First off, I learned the following techniques for enhancing word-of-mouth marketing:
- Make it easy. Make it easy for friends and family to talk about your book. Give people short news summaries (“the book is available for pre-order!”) and ask them to do ONE easy thing. For example, ask people to post a review online. Or post a quick note about the book release on their Facebook page. Or (pre-)order the book.
- Thank people. Express your gratitude to those who have helped you in the past. At the same time, include a link to online sales venues — no special requests here, just make the information available so that people can easily find your book.
- Remind people. Within a reasonable time period, remind people about your book. Target your reminder with specific actions, keeping the requests easy. For example, if you’ve already told people about a book launch party, remind them of the party and ask them to bring a friend.

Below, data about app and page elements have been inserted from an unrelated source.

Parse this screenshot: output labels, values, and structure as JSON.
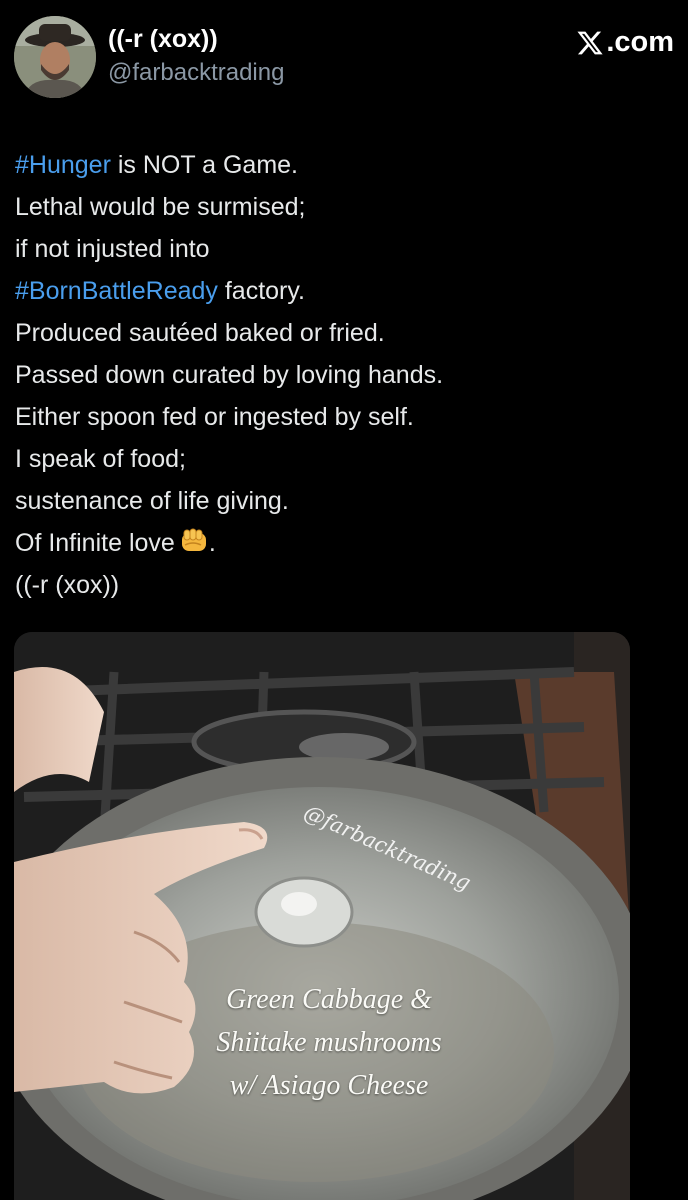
{
  "post": {
    "author": {
      "display_name": "((-r (xox))",
      "handle": "@farbacktrading"
    },
    "brand": {
      "logo_icon": "x-logo-icon",
      "label": ".com"
    },
    "text": {
      "l1_hashtag": "#Hunger",
      "l1_rest": " is NOT a Game.",
      "l2": "Lethal would be surmised;",
      "l3": "if not injusted into",
      "l4_hashtag": "#BornBattleReady",
      "l4_rest": " factory.",
      "l5": "Produced sautéed baked or fried.",
      "l6": "Passed down curated by loving hands.",
      "l7": "Either spoon fed or ingested by self.",
      "l8": "I speak of food;",
      "l9": "sustenance of life giving.",
      "l10_start": "Of Infinite love",
      "l10_icon": "oncoming-fist-icon",
      "l10_end": ".",
      "l11": "((-r (xox))"
    },
    "media": {
      "watermark": "@farbacktrading",
      "caption_line1": "Green Cabbage &",
      "caption_line2": "Shiitake mushrooms",
      "caption_line3": "w/ Asiago Cheese"
    },
    "colors": {
      "background": "#000000",
      "text": "#e7e9ea",
      "hashtag": "#4a9eed",
      "handle": "#8b98a5"
    }
  }
}
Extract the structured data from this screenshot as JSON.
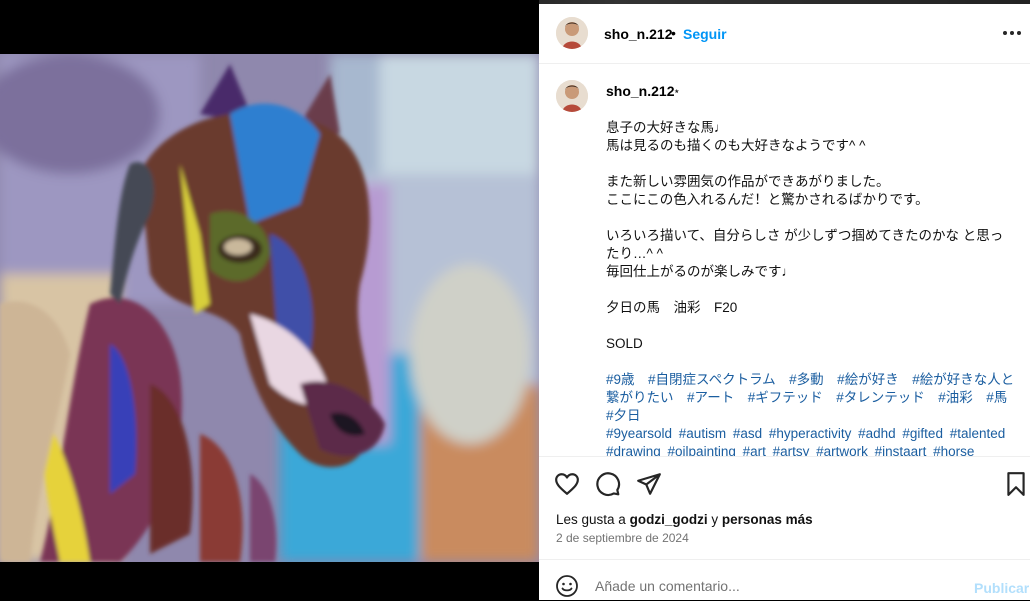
{
  "post": {
    "username": "sho_n.212",
    "follow_label": "Seguir",
    "separator": "•",
    "badge": "⋆"
  },
  "caption": {
    "lines": [
      "息子の大好きな馬♩",
      "馬は見るのも描くのも大好きなようです^ ^",
      "",
      "また新しい雰囲気の作品ができあがりました。",
      "ここにこの色入れるんだ！と驚かされるばかりです。",
      "",
      "いろいろ描いて、自分らしさ が少しずつ掴めてきたのかな と思ったり…^ ^",
      "毎回仕上がるのが楽しみです♩",
      "",
      "夕日の馬　油彩　F20",
      "",
      "SOLD",
      ""
    ],
    "hashtags_jp": "#9歳　#自閉症スペクトラム　#多動　#絵が好き　#絵が好きな人と繋がりたい　#アート　#ギフテッド　#タレンテッド　#油彩　#馬　#夕日",
    "hashtags_en": "#9yearsold #autism #asd #hyperactivity #adhd #gifted #talented #drawing #oilpainting #art #artsy #artwork #instaart #horse"
  },
  "likes": {
    "prefix": "Les gusta a",
    "user": "godzi_godzi",
    "middle": "y",
    "rest": "personas más"
  },
  "date": "2 de septiembre de 2024",
  "comment": {
    "placeholder": "Añade un comentario...",
    "publish_label": "Publicar"
  },
  "icons": {
    "more": "more-options-icon",
    "like": "heart-icon",
    "comment": "comment-icon",
    "share": "share-icon",
    "save": "bookmark-icon",
    "emoji": "emoji-icon"
  },
  "colors": {
    "accent": "#0095f6",
    "hashtag": "#1b5ea0",
    "publish_disabled": "#b2dffc"
  }
}
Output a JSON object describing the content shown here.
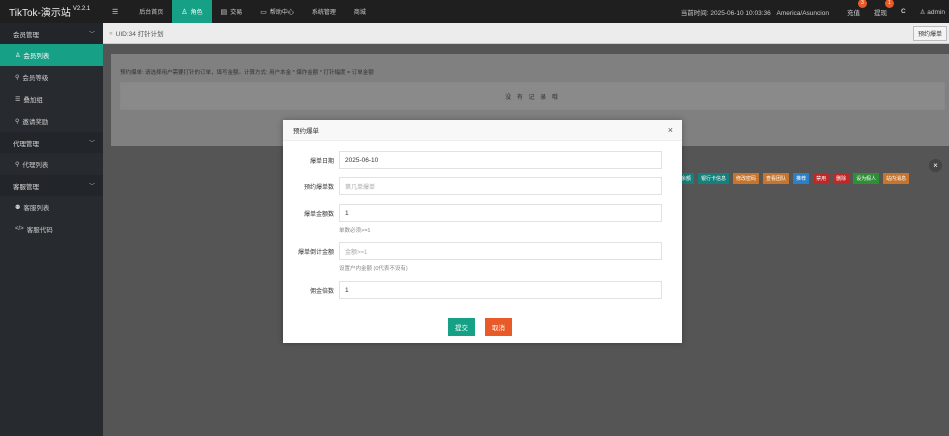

- Let people advise you. Ask people to share their own expertise. Find out who knows what about local book groups, or school visits, or independent bookstores or whatever. Remember to make it easy — give people your email address or prepare a computer form for them to complete.
Yeah. How many times have I used the word “easy” in the above post? Forget about Keep It Simple, Stupid. Your new mantra should be Keep It Easy, Einstein — because it’s not always easy to structure things for others. But it can be well worth your time.
After discussing various suggestions specific to Darkbeast, I confessed my greatest fear to my consultant. I told her I did not want to alienate my audience by sending them too many items too frequently. She nodded in agreement and provided some rules of thumb for that very real danger:
- Keep the message short and personal in tone. Use the “Subject” line well, so that people know what they’re getting before they open the correspondence. For example, use the subject “Will You Bring a Friend to the Launch Party” instead of the much more generic “Update”.
- Tailor the list of message recipients, so that you know you’re only reaching out to people who really care. (Are they on a listserv? Are they on a mailing list? Did you raid your personal contacts?)
- Allow people to opt in to communications, using Yahoo groups, Google groups, or some other free group manager.
- Cross-purpose your content; put your messages on your blog, Facebook page, and other places.
So. Those are my insights for building word-of-mouth marketing. Do you agree with these techniques? Disagree? Have you used these or other techniques successfully?
And will you drop a line on your own blog, Facebook page, or twitter account today, letting the world know that Darkbeast, by Morgan Keyes, will be in stores tomorrow? People can read all about it at www.morgankeyes.com